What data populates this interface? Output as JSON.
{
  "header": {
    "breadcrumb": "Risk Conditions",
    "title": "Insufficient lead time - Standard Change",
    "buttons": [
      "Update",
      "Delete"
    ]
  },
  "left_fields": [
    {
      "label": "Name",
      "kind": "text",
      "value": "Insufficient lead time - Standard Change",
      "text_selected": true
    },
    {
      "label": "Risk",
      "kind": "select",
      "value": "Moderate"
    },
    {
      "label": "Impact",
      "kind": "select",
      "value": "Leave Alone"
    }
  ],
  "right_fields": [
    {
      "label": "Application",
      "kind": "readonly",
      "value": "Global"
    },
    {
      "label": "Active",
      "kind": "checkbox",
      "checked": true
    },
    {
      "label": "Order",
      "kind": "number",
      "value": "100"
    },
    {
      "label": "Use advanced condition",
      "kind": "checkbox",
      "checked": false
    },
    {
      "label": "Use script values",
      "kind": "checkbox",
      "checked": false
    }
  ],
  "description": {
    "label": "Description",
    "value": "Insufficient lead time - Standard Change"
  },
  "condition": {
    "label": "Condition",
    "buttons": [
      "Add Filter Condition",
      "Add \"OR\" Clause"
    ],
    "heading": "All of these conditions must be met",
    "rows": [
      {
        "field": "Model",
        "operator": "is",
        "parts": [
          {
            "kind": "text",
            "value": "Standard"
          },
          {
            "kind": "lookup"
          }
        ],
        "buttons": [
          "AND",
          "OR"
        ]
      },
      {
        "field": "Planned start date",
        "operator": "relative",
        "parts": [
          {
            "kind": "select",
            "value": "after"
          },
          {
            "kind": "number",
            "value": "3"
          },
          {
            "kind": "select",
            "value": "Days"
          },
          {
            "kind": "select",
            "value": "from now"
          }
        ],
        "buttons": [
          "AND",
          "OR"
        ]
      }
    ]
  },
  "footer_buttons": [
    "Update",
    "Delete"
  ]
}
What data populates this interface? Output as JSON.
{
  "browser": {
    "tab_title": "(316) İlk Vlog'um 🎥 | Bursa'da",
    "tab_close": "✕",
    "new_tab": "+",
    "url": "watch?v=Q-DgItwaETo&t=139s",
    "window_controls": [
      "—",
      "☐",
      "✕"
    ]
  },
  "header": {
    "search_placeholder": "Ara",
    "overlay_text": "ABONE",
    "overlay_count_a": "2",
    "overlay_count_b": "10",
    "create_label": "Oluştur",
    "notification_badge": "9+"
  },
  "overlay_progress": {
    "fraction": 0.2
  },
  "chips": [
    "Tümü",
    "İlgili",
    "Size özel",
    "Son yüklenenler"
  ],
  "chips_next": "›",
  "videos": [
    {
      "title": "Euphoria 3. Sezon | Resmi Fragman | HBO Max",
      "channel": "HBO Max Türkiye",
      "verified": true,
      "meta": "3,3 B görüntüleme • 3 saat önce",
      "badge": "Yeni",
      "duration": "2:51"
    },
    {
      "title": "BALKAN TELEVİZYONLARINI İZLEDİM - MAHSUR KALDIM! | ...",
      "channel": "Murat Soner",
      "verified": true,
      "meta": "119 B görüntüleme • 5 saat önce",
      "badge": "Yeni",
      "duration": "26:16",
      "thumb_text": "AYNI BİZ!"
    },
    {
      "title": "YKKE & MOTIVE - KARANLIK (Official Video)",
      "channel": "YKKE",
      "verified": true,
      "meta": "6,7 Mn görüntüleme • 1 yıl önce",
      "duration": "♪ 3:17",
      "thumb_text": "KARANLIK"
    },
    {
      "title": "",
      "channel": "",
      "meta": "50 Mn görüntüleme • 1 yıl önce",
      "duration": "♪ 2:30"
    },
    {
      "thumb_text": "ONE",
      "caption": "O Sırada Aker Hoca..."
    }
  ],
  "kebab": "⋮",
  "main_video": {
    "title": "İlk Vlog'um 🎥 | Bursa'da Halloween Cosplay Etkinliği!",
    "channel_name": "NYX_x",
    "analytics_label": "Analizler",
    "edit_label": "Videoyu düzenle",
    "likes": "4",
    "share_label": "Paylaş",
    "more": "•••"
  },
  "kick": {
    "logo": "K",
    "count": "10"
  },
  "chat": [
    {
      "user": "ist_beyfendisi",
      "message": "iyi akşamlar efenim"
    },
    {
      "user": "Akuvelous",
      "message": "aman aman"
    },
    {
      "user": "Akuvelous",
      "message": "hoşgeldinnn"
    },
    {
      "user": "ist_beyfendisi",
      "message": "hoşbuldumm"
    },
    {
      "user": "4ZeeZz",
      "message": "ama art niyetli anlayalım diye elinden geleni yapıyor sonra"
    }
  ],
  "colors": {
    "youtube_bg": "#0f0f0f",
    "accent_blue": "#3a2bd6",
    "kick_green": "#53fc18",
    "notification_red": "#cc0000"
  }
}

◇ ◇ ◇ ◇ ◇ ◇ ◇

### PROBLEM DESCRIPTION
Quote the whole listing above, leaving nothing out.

### RESPONSE AREA
What data populates this interface? Output as JSON.
{
  "header": {
    "breadcrumb": "Risk Conditions",
    "title": "Insufficient lead time - Standard Change",
    "buttons": [
      "Update",
      "Delete"
    ]
  },
  "left_fields": [
    {
      "label": "Name",
      "kind": "text",
      "value": "Insufficient lead time - Standard Change",
      "text_selected": true
    },
    {
      "label": "Risk",
      "kind": "select",
      "value": "Moderate"
    },
    {
      "label": "Impact",
      "kind": "select",
      "value": "Leave Alone"
    }
  ],
  "right_fields": [
    {
      "label": "Application",
      "kind": "readonly",
      "value": "Global"
    },
    {
      "label": "Active",
      "kind": "checkbox",
      "checked": true
    },
    {
      "label": "Order",
      "kind": "number",
      "value": "100"
    },
    {
      "label": "Use advanced condition",
      "kind": "checkbox",
      "checked": false
    },
    {
      "label": "Use script values",
      "kind": "checkbox",
      "checked": false
    }
  ],
  "description": {
    "label": "Description",
    "value": "Insufficient lead time - Standard Change"
  },
  "condition": {
    "label": "Condition",
    "buttons": [
      "Add Filter Condition",
      "Add \"OR\" Clause"
    ],
    "heading": "All of these conditions must be met",
    "rows": [
      {
        "field": "Model",
        "operator": "is",
        "parts": [
          {
            "kind": "text",
            "value": "Standard"
          },
          {
            "kind": "lookup"
          }
        ],
        "buttons": [
          "AND",
          "OR"
        ]
      },
      {
        "field": "Planned start date",
        "operator": "relative",
        "parts": [
          {
            "kind": "select",
            "value": "after"
          },
          {
            "kind": "number",
            "value": "3"
          },
          {
            "kind": "select",
            "value": "Days"
          },
          {
            "kind": "select",
            "value": "from now"
          }
        ],
        "buttons": [
          "AND",
          "OR"
        ]
      }
    ]
  },
  "footer_buttons": [
    "Update",
    "Delete"
  ]
}
What data populates this interface? Output as JSON.
{
  "browser": {
    "tab_title": "(316) İlk Vlog'um 🎥 | Bursa'da",
    "tab_close": "✕",
    "new_tab": "+",
    "url": "watch?v=Q-DgItwaETo&t=139s",
    "window_controls": [
      "—",
      "☐",
      "✕"
    ]
  },
  "header": {
    "search_placeholder": "Ara",
    "overlay_text": "ABONE",
    "overlay_count_a": "2",
    "overlay_count_b": "10",
    "create_label": "Oluştur",
    "notification_badge": "9+"
  },
  "overlay_progress": {
    "fraction": 0.2
  },
  "chips": [
    "Tümü",
    "İlgili",
    "Size özel",
    "Son yüklenenler"
  ],
  "chips_next": "›",
  "videos": [
    {
      "title": "Euphoria 3. Sezon | Resmi Fragman | HBO Max",
      "channel": "HBO Max Türkiye",
      "verified": true,
      "meta": "3,3 B görüntüleme • 3 saat önce",
      "badge": "Yeni",
      "duration": "2:51"
    },
    {
      "title": "BALKAN TELEVİZYONLARINI İZLEDİM - MAHSUR KALDIM! | ...",
      "channel": "Murat Soner",
      "verified": true,
      "meta": "119 B görüntüleme • 5 saat önce",
      "badge": "Yeni",
      "duration": "26:16",
      "thumb_text": "AYNI BİZ!"
    },
    {
      "title": "YKKE & MOTIVE - KARANLIK (Official Video)",
      "channel": "YKKE",
      "verified": true,
      "meta": "6,7 Mn görüntüleme • 1 yıl önce",
      "duration": "♪ 3:17",
      "thumb_text": "KARANLIK"
    },
    {
      "title": "",
      "channel": "",
      "meta": "50 Mn görüntüleme • 1 yıl önce",
      "duration": "♪ 2:30"
    },
    {
      "thumb_text": "ONE",
      "caption": "O Sırada Aker Hoca..."
    }
  ],
  "kebab": "⋮",
  "main_video": {
    "title": "İlk Vlog'um 🎥 | Bursa'da Halloween Cosplay Etkinliği!",
    "channel_name": "NYX_x",
    "analytics_label": "Analizler",
    "edit_label": "Videoyu düzenle",
    "likes": "4",
    "share_label": "Paylaş",
    "more": "•••"
  },
  "kick": {
    "logo": "K",
    "count": "10"
  },
  "chat": [
    {
      "user": "ist_beyfendisi",
      "message": "iyi akşamlar efenim"
    },
    {
      "user": "Akuvelous",
      "message": "aman aman"
    },
    {
      "user": "Akuvelous",
      "message": "hoşgeldinnn"
    },
    {
      "user": "ist_beyfendisi",
      "message": "hoşbuldumm"
    },
    {
      "user": "4ZeeZz",
      "message": "ama art niyetli anlayalım diye elinden geleni yapıyor sonra"
    }
  ],
  "colors": {
    "youtube_bg": "#0f0f0f",
    "accent_blue": "#3a2bd6",
    "kick_green": "#53fc18",
    "notification_red": "#cc0000"
  }
}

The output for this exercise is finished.